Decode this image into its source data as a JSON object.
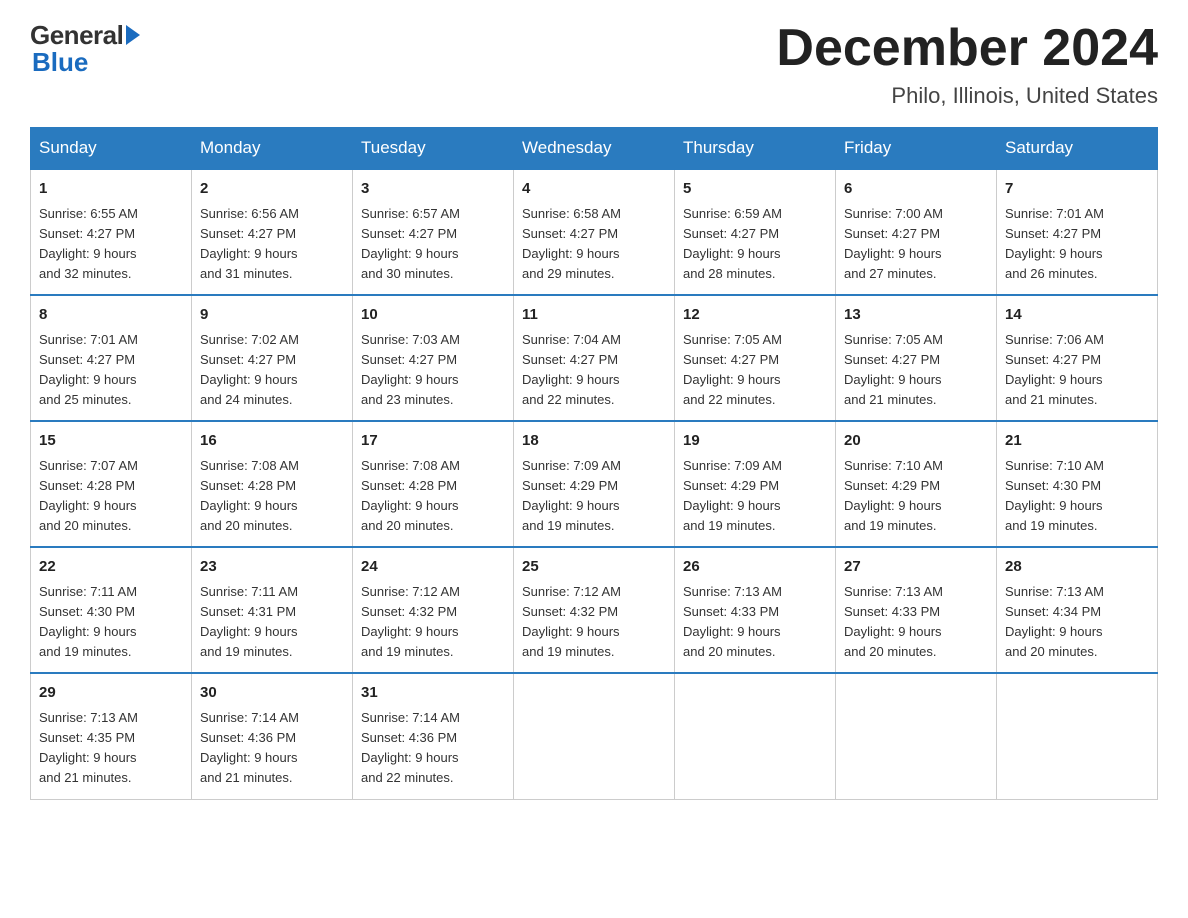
{
  "header": {
    "logo_general": "General",
    "logo_blue": "Blue",
    "month_title": "December 2024",
    "location": "Philo, Illinois, United States"
  },
  "days_of_week": [
    "Sunday",
    "Monday",
    "Tuesday",
    "Wednesday",
    "Thursday",
    "Friday",
    "Saturday"
  ],
  "weeks": [
    [
      {
        "num": "1",
        "sunrise": "6:55 AM",
        "sunset": "4:27 PM",
        "daylight": "9 hours and 32 minutes."
      },
      {
        "num": "2",
        "sunrise": "6:56 AM",
        "sunset": "4:27 PM",
        "daylight": "9 hours and 31 minutes."
      },
      {
        "num": "3",
        "sunrise": "6:57 AM",
        "sunset": "4:27 PM",
        "daylight": "9 hours and 30 minutes."
      },
      {
        "num": "4",
        "sunrise": "6:58 AM",
        "sunset": "4:27 PM",
        "daylight": "9 hours and 29 minutes."
      },
      {
        "num": "5",
        "sunrise": "6:59 AM",
        "sunset": "4:27 PM",
        "daylight": "9 hours and 28 minutes."
      },
      {
        "num": "6",
        "sunrise": "7:00 AM",
        "sunset": "4:27 PM",
        "daylight": "9 hours and 27 minutes."
      },
      {
        "num": "7",
        "sunrise": "7:01 AM",
        "sunset": "4:27 PM",
        "daylight": "9 hours and 26 minutes."
      }
    ],
    [
      {
        "num": "8",
        "sunrise": "7:01 AM",
        "sunset": "4:27 PM",
        "daylight": "9 hours and 25 minutes."
      },
      {
        "num": "9",
        "sunrise": "7:02 AM",
        "sunset": "4:27 PM",
        "daylight": "9 hours and 24 minutes."
      },
      {
        "num": "10",
        "sunrise": "7:03 AM",
        "sunset": "4:27 PM",
        "daylight": "9 hours and 23 minutes."
      },
      {
        "num": "11",
        "sunrise": "7:04 AM",
        "sunset": "4:27 PM",
        "daylight": "9 hours and 22 minutes."
      },
      {
        "num": "12",
        "sunrise": "7:05 AM",
        "sunset": "4:27 PM",
        "daylight": "9 hours and 22 minutes."
      },
      {
        "num": "13",
        "sunrise": "7:05 AM",
        "sunset": "4:27 PM",
        "daylight": "9 hours and 21 minutes."
      },
      {
        "num": "14",
        "sunrise": "7:06 AM",
        "sunset": "4:27 PM",
        "daylight": "9 hours and 21 minutes."
      }
    ],
    [
      {
        "num": "15",
        "sunrise": "7:07 AM",
        "sunset": "4:28 PM",
        "daylight": "9 hours and 20 minutes."
      },
      {
        "num": "16",
        "sunrise": "7:08 AM",
        "sunset": "4:28 PM",
        "daylight": "9 hours and 20 minutes."
      },
      {
        "num": "17",
        "sunrise": "7:08 AM",
        "sunset": "4:28 PM",
        "daylight": "9 hours and 20 minutes."
      },
      {
        "num": "18",
        "sunrise": "7:09 AM",
        "sunset": "4:29 PM",
        "daylight": "9 hours and 19 minutes."
      },
      {
        "num": "19",
        "sunrise": "7:09 AM",
        "sunset": "4:29 PM",
        "daylight": "9 hours and 19 minutes."
      },
      {
        "num": "20",
        "sunrise": "7:10 AM",
        "sunset": "4:29 PM",
        "daylight": "9 hours and 19 minutes."
      },
      {
        "num": "21",
        "sunrise": "7:10 AM",
        "sunset": "4:30 PM",
        "daylight": "9 hours and 19 minutes."
      }
    ],
    [
      {
        "num": "22",
        "sunrise": "7:11 AM",
        "sunset": "4:30 PM",
        "daylight": "9 hours and 19 minutes."
      },
      {
        "num": "23",
        "sunrise": "7:11 AM",
        "sunset": "4:31 PM",
        "daylight": "9 hours and 19 minutes."
      },
      {
        "num": "24",
        "sunrise": "7:12 AM",
        "sunset": "4:32 PM",
        "daylight": "9 hours and 19 minutes."
      },
      {
        "num": "25",
        "sunrise": "7:12 AM",
        "sunset": "4:32 PM",
        "daylight": "9 hours and 19 minutes."
      },
      {
        "num": "26",
        "sunrise": "7:13 AM",
        "sunset": "4:33 PM",
        "daylight": "9 hours and 20 minutes."
      },
      {
        "num": "27",
        "sunrise": "7:13 AM",
        "sunset": "4:33 PM",
        "daylight": "9 hours and 20 minutes."
      },
      {
        "num": "28",
        "sunrise": "7:13 AM",
        "sunset": "4:34 PM",
        "daylight": "9 hours and 20 minutes."
      }
    ],
    [
      {
        "num": "29",
        "sunrise": "7:13 AM",
        "sunset": "4:35 PM",
        "daylight": "9 hours and 21 minutes."
      },
      {
        "num": "30",
        "sunrise": "7:14 AM",
        "sunset": "4:36 PM",
        "daylight": "9 hours and 21 minutes."
      },
      {
        "num": "31",
        "sunrise": "7:14 AM",
        "sunset": "4:36 PM",
        "daylight": "9 hours and 22 minutes."
      },
      null,
      null,
      null,
      null
    ]
  ],
  "labels": {
    "sunrise_prefix": "Sunrise: ",
    "sunset_prefix": "Sunset: ",
    "daylight_prefix": "Daylight: "
  }
}
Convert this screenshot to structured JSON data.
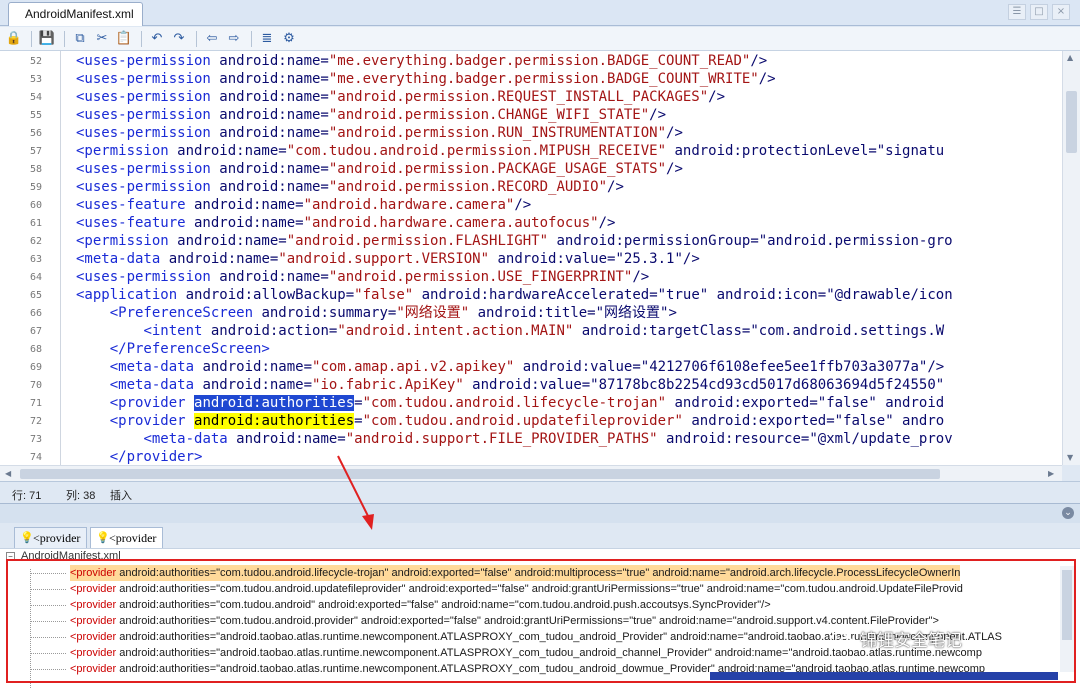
{
  "window": {
    "tab_title": "AndroidManifest.xml",
    "controls": [
      "☰",
      "□",
      "×"
    ]
  },
  "toolbar": {
    "icons": [
      {
        "name": "lock-icon",
        "glyph": "🔒"
      },
      {
        "name": "save-icon",
        "glyph": "💾"
      },
      {
        "name": "copy-icon",
        "glyph": "⧉"
      },
      {
        "name": "cut-icon",
        "glyph": "✂"
      },
      {
        "name": "paste-icon",
        "glyph": "📋"
      },
      {
        "name": "undo-icon",
        "glyph": "↶"
      },
      {
        "name": "redo-icon",
        "glyph": "↷"
      },
      {
        "name": "back-icon",
        "glyph": "⇦"
      },
      {
        "name": "forward-icon",
        "glyph": "⇨"
      },
      {
        "name": "format-icon",
        "glyph": "≣"
      },
      {
        "name": "tool-icon",
        "glyph": "⚙"
      }
    ]
  },
  "editor": {
    "lines": [
      {
        "n": "52",
        "indent": "",
        "tag": "<uses-permission",
        "rest": " android:name=",
        "val": "\"me.everything.badger.permission.BADGE_COUNT_READ\"",
        "tail": "/>"
      },
      {
        "n": "53",
        "indent": "",
        "tag": "<uses-permission",
        "rest": " android:name=",
        "val": "\"me.everything.badger.permission.BADGE_COUNT_WRITE\"",
        "tail": "/>"
      },
      {
        "n": "54",
        "indent": "",
        "tag": "<uses-permission",
        "rest": " android:name=",
        "val": "\"android.permission.REQUEST_INSTALL_PACKAGES\"",
        "tail": "/>"
      },
      {
        "n": "55",
        "indent": "",
        "tag": "<uses-permission",
        "rest": " android:name=",
        "val": "\"android.permission.CHANGE_WIFI_STATE\"",
        "tail": "/>"
      },
      {
        "n": "56",
        "indent": "",
        "tag": "<uses-permission",
        "rest": " android:name=",
        "val": "\"android.permission.RUN_INSTRUMENTATION\"",
        "tail": "/>"
      },
      {
        "n": "57",
        "indent": "",
        "tag": "<permission",
        "rest": " android:name=",
        "val": "\"com.tudou.android.permission.MIPUSH_RECEIVE\"",
        "tail": " android:protectionLevel=\"signatu"
      },
      {
        "n": "58",
        "indent": "",
        "tag": "<uses-permission",
        "rest": " android:name=",
        "val": "\"android.permission.PACKAGE_USAGE_STATS\"",
        "tail": "/>"
      },
      {
        "n": "59",
        "indent": "",
        "tag": "<uses-permission",
        "rest": " android:name=",
        "val": "\"android.permission.RECORD_AUDIO\"",
        "tail": "/>"
      },
      {
        "n": "60",
        "indent": "",
        "tag": "<uses-feature",
        "rest": " android:name=",
        "val": "\"android.hardware.camera\"",
        "tail": "/>"
      },
      {
        "n": "61",
        "indent": "",
        "tag": "<uses-feature",
        "rest": " android:name=",
        "val": "\"android.hardware.camera.autofocus\"",
        "tail": "/>"
      },
      {
        "n": "62",
        "indent": "",
        "tag": "<permission",
        "rest": " android:name=",
        "val": "\"android.permission.FLASHLIGHT\"",
        "tail": " android:permissionGroup=\"android.permission-gro"
      },
      {
        "n": "63",
        "indent": "",
        "tag": "<meta-data",
        "rest": " android:name=",
        "val": "\"android.support.VERSION\"",
        "tail": " android:value=\"25.3.1\"/>"
      },
      {
        "n": "64",
        "indent": "",
        "tag": "<uses-permission",
        "rest": " android:name=",
        "val": "\"android.permission.USE_FINGERPRINT\"",
        "tail": "/>"
      },
      {
        "n": "65",
        "indent": "",
        "tag": "<application",
        "rest": " android:allowBackup=",
        "val": "\"false\"",
        "tail": " android:hardwareAccelerated=\"true\" android:icon=\"@drawable/icon"
      },
      {
        "n": "66",
        "indent": "    ",
        "tag": "<PreferenceScreen",
        "rest": " android:summary=",
        "val": "\"网络设置\"",
        "tail": " android:title=\"网络设置\">"
      },
      {
        "n": "67",
        "indent": "        ",
        "tag": "<intent",
        "rest": " android:action=",
        "val": "\"android.intent.action.MAIN\"",
        "tail": " android:targetClass=\"com.android.settings.W"
      },
      {
        "n": "68",
        "indent": "    ",
        "tag": "</PreferenceScreen>",
        "rest": "",
        "val": "",
        "tail": ""
      },
      {
        "n": "69",
        "indent": "    ",
        "tag": "<meta-data",
        "rest": " android:name=",
        "val": "\"com.amap.api.v2.apikey\"",
        "tail": " android:value=\"4212706f6108efee5ee1ffb703a3077a\"/>"
      },
      {
        "n": "70",
        "indent": "    ",
        "tag": "<meta-data",
        "rest": " android:name=",
        "val": "\"io.fabric.ApiKey\"",
        "tail": " android:value=\"87178bc8b2254cd93cd5017d68063694d5f24550\""
      },
      {
        "n": "71",
        "indent": "    ",
        "tag": "<provider",
        "hl": "android:authorities",
        "hlclass": "hl-blue",
        "val": "\"com.tudou.android.lifecycle-trojan\"",
        "tail": " android:exported=\"false\" android"
      },
      {
        "n": "72",
        "indent": "    ",
        "tag": "<provider",
        "hl": "android:authorities",
        "hlclass": "hl-yellow",
        "val": "\"com.tudou.android.updatefileprovider\"",
        "tail": " android:exported=\"false\" andro"
      },
      {
        "n": "73",
        "indent": "        ",
        "tag": "<meta-data",
        "rest": " android:name=",
        "val": "\"android.support.FILE_PROVIDER_PATHS\"",
        "tail": " android:resource=\"@xml/update_prov"
      },
      {
        "n": "74",
        "indent": "    ",
        "tag": "</provider>",
        "rest": "",
        "val": "",
        "tail": ""
      }
    ]
  },
  "status": {
    "line": "行: 71",
    "col": "列: 38",
    "mode": "插入"
  },
  "results": {
    "tabs": [
      "<provider",
      "<provider"
    ],
    "file": "AndroidManifest.xml",
    "rows": [
      {
        "tag": "<provider",
        "body": " android:authorities=\"com.tudou.android.lifecycle-trojan\" android:exported=\"false\" android:multiprocess=\"true\" android:name=\"android.arch.lifecycle.ProcessLifecycleOwnerIn"
      },
      {
        "tag": "<provider",
        "body": " android:authorities=\"com.tudou.android.updatefileprovider\" android:exported=\"false\" android:grantUriPermissions=\"true\" android:name=\"com.tudou.android.UpdateFileProvid"
      },
      {
        "tag": "<provider",
        "body": " android:authorities=\"com.tudou.android\" android:exported=\"false\" android:name=\"com.tudou.android.push.accoutsys.SyncProvider\"/>"
      },
      {
        "tag": "<provider",
        "body": " android:authorities=\"com.tudou.android.provider\" android:exported=\"false\" android:grantUriPermissions=\"true\" android:name=\"android.support.v4.content.FileProvider\">"
      },
      {
        "tag": "<provider",
        "body": " android:authorities=\"android.taobao.atlas.runtime.newcomponent.ATLASPROXY_com_tudou_android_Provider\" android:name=\"android.taobao.atlas.runtime.newcomponent.ATLAS"
      },
      {
        "tag": "<provider",
        "body": " android:authorities=\"android.taobao.atlas.runtime.newcomponent.ATLASPROXY_com_tudou_android_channel_Provider\" android:name=\"android.taobao.atlas.runtime.newcomp"
      },
      {
        "tag": "<provider",
        "body": " android:authorities=\"android.taobao.atlas.runtime.newcomponent.ATLASPROXY_com_tudou_android_dowmue_Provider\" android:name=\"android.taobao.atlas.runtime.newcomp"
      }
    ]
  },
  "watermark": "锦锂安全笔记"
}
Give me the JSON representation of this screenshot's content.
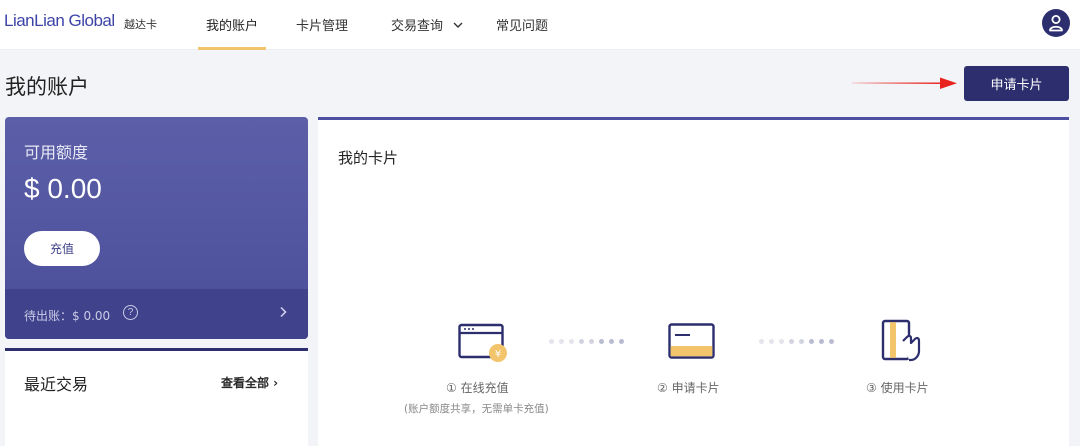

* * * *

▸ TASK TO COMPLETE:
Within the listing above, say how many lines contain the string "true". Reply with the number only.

▸ OUTPUT BELOW:
4